These devices add wetness to the air, making it easier to breathe and making it less likely that your skin or lungs will get dry.

If it’s not muggy outside, you can open the windows to bring down the humidity level.

If the humidity level is too high, there is a chance that mold will grow.

If the humidity level is too low, there is a chance that it will be too dry.

It’s important to keep an eye on humidity levels, since they can change with the season and the temperature outside.

By learning how to measure humidity and keeping an eye on the quality of the air inside, you can avoid the problems that come with too much wetness.

Innovative Dehumidifier Systems has a secondary dehumidification system that removes moisture quickly and reliably.

This helps you find the right level of humidity throughout your property.


In conclusion, relative humidity is an important part of keeping the air inside a healthy level.

Whether you have a humidifier or want to buy one, it’s important to know how the moisture in the air affects your health and well-being as a whole.

Even though it’s easy to get caught up in relative humidity numbers and measurements, it’s important to remember that there’s no one-size-fits-all answer.

When it comes to the amount of moisture in the air inside, what works for one person might not work for another, so it’s important to think about each person’s wants and preferences.

As you learn about humidifiers and how much moisture is in the air, keep in mind that the end goal is to make a comfortable and healthy indoor setting.
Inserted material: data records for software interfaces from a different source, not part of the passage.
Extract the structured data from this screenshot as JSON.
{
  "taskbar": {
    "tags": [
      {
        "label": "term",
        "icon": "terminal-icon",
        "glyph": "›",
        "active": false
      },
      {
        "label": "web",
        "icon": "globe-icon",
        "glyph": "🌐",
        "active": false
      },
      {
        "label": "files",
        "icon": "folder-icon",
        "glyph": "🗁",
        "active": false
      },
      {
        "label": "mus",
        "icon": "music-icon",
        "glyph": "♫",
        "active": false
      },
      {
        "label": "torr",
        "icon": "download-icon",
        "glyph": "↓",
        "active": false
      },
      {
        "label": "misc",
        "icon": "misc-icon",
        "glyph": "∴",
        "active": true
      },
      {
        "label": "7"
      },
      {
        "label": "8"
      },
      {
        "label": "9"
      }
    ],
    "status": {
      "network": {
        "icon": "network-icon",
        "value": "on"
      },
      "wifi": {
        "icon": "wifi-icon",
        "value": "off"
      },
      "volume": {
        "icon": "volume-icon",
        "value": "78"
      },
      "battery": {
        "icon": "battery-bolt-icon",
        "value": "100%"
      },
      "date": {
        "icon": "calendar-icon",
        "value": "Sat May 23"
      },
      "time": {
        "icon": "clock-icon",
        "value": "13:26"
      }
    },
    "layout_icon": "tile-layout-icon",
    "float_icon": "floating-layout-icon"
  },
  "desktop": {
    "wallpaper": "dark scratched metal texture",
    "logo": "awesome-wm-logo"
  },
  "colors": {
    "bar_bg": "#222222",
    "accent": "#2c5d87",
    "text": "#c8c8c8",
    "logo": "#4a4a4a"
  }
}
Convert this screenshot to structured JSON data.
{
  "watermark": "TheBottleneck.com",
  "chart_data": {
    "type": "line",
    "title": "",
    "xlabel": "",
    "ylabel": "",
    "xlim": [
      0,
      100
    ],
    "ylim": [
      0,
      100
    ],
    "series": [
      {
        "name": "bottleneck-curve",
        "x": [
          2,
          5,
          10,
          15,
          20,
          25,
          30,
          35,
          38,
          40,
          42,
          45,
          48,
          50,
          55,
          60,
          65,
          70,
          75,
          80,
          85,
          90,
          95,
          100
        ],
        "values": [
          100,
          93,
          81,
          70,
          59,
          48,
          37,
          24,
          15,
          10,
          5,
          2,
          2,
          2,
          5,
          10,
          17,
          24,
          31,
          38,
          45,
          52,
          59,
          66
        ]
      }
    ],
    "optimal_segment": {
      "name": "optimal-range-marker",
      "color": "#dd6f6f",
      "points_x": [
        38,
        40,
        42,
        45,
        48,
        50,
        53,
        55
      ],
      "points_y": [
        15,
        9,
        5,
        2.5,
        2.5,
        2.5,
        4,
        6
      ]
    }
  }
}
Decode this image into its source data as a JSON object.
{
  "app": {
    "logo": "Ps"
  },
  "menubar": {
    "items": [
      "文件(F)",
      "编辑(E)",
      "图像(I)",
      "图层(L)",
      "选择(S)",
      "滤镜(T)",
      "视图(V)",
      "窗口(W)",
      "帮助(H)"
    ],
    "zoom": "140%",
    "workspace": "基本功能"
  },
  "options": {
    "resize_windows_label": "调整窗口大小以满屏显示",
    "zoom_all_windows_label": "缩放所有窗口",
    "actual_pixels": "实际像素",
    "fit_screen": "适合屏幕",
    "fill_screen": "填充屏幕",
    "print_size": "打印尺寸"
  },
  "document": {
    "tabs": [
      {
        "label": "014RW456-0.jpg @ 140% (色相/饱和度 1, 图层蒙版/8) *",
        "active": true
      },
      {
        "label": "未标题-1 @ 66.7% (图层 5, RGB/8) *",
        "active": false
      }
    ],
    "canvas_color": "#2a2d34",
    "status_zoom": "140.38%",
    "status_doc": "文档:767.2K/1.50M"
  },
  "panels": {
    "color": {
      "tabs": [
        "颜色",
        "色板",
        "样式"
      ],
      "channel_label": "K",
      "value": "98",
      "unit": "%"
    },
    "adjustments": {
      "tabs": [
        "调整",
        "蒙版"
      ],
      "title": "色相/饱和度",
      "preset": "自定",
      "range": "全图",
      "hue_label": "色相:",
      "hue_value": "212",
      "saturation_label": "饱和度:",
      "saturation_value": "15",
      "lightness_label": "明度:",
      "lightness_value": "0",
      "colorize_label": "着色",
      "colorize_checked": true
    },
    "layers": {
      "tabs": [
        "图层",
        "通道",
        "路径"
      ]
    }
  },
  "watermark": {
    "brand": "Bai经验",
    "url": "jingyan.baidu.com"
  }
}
Whether you like a little more or a little less moisture in the air, there are choices to help you find the right balance.

So, when deciding if you should buy a humidifier or not, keep in mind that the key is to find the right mix for you and your home.

With a little study and careful thought, you can make your indoor space comfortable and healthy, which will help your overall health.

Looking for a new Humidifier?

Choosing a gadget can be very difficult if you know nothing about the technology.

Some will pay for features they do not need while others may not consider what they really want.

So I created this quick, newbie guide to help you focus on what is really important to you:

The Best Humidifier (For You!)

Links and references

  1. “Humidity: A review and primer on atmospheric moisture and human health” by Robert E. Davis, National Geographic Society’s “All About Humidity” webpage, ScienceDirect Topics overview of relative humidity, Aprilaire’s webpage on relative humidity, Live Science article on relative humidity.

My article on the topic:

Air Moisture: The Key to Healthy Living